• **EXERCISE PROMPT**:
Every entry must appear in the answer exactly as it does here.

• **MATERIAL PROVIDED**:
┄┄┄┄┄┄

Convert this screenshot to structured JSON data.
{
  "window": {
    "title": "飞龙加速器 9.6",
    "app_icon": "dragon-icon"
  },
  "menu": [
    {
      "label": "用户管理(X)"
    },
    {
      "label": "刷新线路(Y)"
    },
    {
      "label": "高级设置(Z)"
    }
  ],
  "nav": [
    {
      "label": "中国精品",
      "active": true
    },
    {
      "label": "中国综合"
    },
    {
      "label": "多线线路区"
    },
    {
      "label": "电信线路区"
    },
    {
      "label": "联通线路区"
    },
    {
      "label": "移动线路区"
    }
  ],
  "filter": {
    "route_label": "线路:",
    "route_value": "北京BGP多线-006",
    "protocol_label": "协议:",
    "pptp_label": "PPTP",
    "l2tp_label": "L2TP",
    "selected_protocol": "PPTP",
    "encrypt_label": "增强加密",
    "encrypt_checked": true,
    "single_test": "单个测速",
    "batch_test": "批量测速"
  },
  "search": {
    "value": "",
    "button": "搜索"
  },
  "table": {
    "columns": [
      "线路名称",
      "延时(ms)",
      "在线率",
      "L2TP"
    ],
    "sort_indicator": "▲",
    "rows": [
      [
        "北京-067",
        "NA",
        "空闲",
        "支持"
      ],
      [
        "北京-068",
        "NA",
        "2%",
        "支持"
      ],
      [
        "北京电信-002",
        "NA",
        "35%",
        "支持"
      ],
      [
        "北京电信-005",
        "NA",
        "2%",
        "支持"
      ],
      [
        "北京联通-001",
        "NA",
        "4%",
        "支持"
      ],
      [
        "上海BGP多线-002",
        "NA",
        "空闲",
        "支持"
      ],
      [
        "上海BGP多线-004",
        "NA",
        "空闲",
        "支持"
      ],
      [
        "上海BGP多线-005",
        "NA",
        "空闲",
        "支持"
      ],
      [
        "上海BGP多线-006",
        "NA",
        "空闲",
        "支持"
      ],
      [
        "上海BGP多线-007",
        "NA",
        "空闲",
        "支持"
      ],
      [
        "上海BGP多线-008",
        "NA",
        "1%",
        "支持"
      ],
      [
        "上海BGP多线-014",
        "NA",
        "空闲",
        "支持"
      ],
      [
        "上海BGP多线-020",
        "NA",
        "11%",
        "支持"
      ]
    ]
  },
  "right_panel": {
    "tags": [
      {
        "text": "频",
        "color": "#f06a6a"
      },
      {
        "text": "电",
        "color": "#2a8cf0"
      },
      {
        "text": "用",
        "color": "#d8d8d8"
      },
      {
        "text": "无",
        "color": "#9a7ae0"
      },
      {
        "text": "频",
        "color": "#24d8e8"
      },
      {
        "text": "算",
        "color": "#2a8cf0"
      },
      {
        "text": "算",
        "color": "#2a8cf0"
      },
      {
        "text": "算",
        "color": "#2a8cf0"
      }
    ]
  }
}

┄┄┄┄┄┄

• **EXPECTED ANSWER**:
Convert this screenshot to structured JSON data.
{
  "window": {
    "title": "飞龙加速器 9.6",
    "app_icon": "dragon-icon"
  },
  "menu": [
    {
      "label": "用户管理(X)"
    },
    {
      "label": "刷新线路(Y)"
    },
    {
      "label": "高级设置(Z)"
    }
  ],
  "nav": [
    {
      "label": "中国精品",
      "active": true
    },
    {
      "label": "中国综合"
    },
    {
      "label": "多线线路区"
    },
    {
      "label": "电信线路区"
    },
    {
      "label": "联通线路区"
    },
    {
      "label": "移动线路区"
    }
  ],
  "filter": {
    "route_label": "线路:",
    "route_value": "北京BGP多线-006",
    "protocol_label": "协议:",
    "pptp_label": "PPTP",
    "l2tp_label": "L2TP",
    "selected_protocol": "PPTP",
    "encrypt_label": "增强加密",
    "encrypt_checked": true,
    "single_test": "单个测速",
    "batch_test": "批量测速"
  },
  "search": {
    "value": "",
    "button": "搜索"
  },
  "table": {
    "columns": [
      "线路名称",
      "延时(ms)",
      "在线率",
      "L2TP"
    ],
    "sort_indicator": "▲",
    "rows": [
      [
        "北京-067",
        "NA",
        "空闲",
        "支持"
      ],
      [
        "北京-068",
        "NA",
        "2%",
        "支持"
      ],
      [
        "北京电信-002",
        "NA",
        "35%",
        "支持"
      ],
      [
        "北京电信-005",
        "NA",
        "2%",
        "支持"
      ],
      [
        "北京联通-001",
        "NA",
        "4%",
        "支持"
      ],
      [
        "上海BGP多线-002",
        "NA",
        "空闲",
        "支持"
      ],
      [
        "上海BGP多线-004",
        "NA",
        "空闲",
        "支持"
      ],
      [
        "上海BGP多线-005",
        "NA",
        "空闲",
        "支持"
      ],
      [
        "上海BGP多线-006",
        "NA",
        "空闲",
        "支持"
      ],
      [
        "上海BGP多线-007",
        "NA",
        "空闲",
        "支持"
      ],
      [
        "上海BGP多线-008",
        "NA",
        "1%",
        "支持"
      ],
      [
        "上海BGP多线-014",
        "NA",
        "空闲",
        "支持"
      ],
      [
        "上海BGP多线-020",
        "NA",
        "11%",
        "支持"
      ]
    ]
  },
  "right_panel": {
    "tags": [
      {
        "text": "频",
        "color": "#f06a6a"
      },
      {
        "text": "电",
        "color": "#2a8cf0"
      },
      {
        "text": "用",
        "color": "#d8d8d8"
      },
      {
        "text": "无",
        "color": "#9a7ae0"
      },
      {
        "text": "频",
        "color": "#24d8e8"
      },
      {
        "text": "算",
        "color": "#2a8cf0"
      },
      {
        "text": "算",
        "color": "#2a8cf0"
      },
      {
        "text": "算",
        "color": "#2a8cf0"
      }
    ]
  }
}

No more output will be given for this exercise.